Special to South Florida Times
Warner Bros. Pictures’ The Dark Knight Rises ushers in the end of an era, or as the marketing department says it, “the end of a legend.” The legend is the Batman trilogy, helmed by genius writer/director Christopher Nolan.
In Christopher and Jonathan Nolan’s script, we find a broken Bruce Wayne (played by Christian Bale), eight years after the death of Two-Face/Harvey Dent (Aaron Eckhart). Dent now is a hero and Wayne’s alter-ego, Batman, the villain.
That is until a new kind breed of terrorist — Bane (played by Tom Hardy) — decides to take out his societal frustration on Gotham City.
Bane is like a Joker hybrid: bigger, stronger, smarter and with the kind of depth that humanizes him in the end. A mercenary trained by the League of Shadows — the same people who trained Wayne — Bane takes it upon himself to carry out the league’s mission. He’s come to Gotham to wreak havoc on people who put vain capitalist desires above all else.
The Nolan brothers have cornered the market on writing heartfelt action films that keep their audiences guessing from start to finish. Their long-running movie times are beside the point. The Dark Knight Rises’ script is so ironclad and airtight that audiences are happy to fall in with an entertaining story.

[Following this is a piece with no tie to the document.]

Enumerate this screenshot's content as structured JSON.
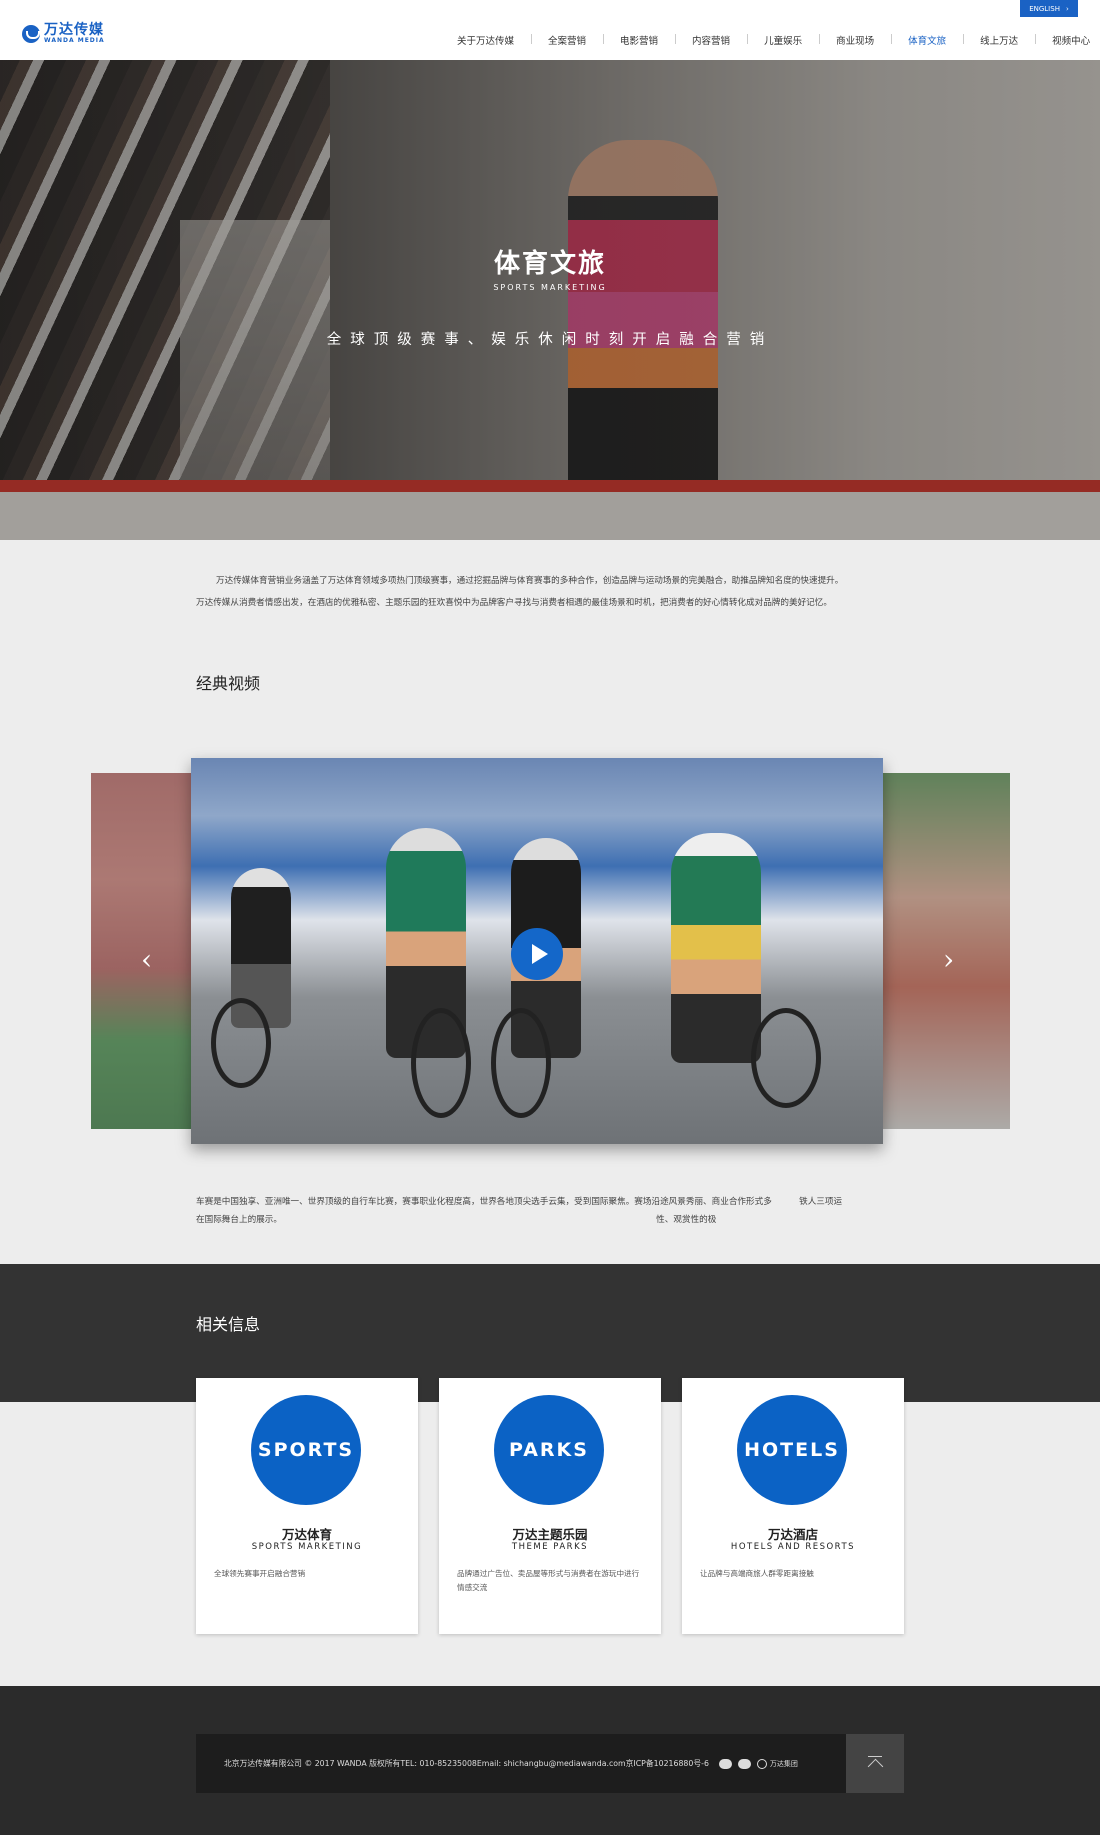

Christopher Nolan, the director, exploits every scene, glance and plot point to advance the experience. So much so that the audience doesn’t see the surprises coming. It’s awesome storytelling.
With a facial mask basically covering Bane’s mouth and nose in an airtight seal, rendering his words almost incoherent although giving Bane more depth, Nolan apparently decided to dub Hardy’s voice so that viewers could understand Bane’s evil banter.
Bale tends to whisper his Batman’s words in a rasp that isn’t always understandable. Still, his performance as the hotheaded Dark Knight is a can’t-miss. He brings the best of Bruce Wayne/Batman full circle, from broken to healed. Hardy as Bane is one scary dude, the type of person you don’t want to tussle with. He has bark and bite — but also a history that humbles him. Just when the audience is ready to see him off to the underworld, he is somewhat redeemed — again a truly Nolan characterization, making audiences feel for the villain.
Joseph Gordon-Levitt brings Dark Knight Rises into focus as a rookie cop, John Blake, who still believes in Batman even though Bruce Wayne does not.
END OF BEGINNING?
End of the Batman franchise? Nolan and company would have their audience believe this is it for the Bat; but it’s not. In the last few minutes of the film, viewers come to realize that just because one legend ends doesn’t mean another can’t begin.
This may be the end of Batman, but be on the lookout for what else DC Comics has in store from the bat cave. Hopefully, the Nolan brothers will add their magic to that film as well.
Photo Courtesy of allmoviephoto.com/Ron Phillips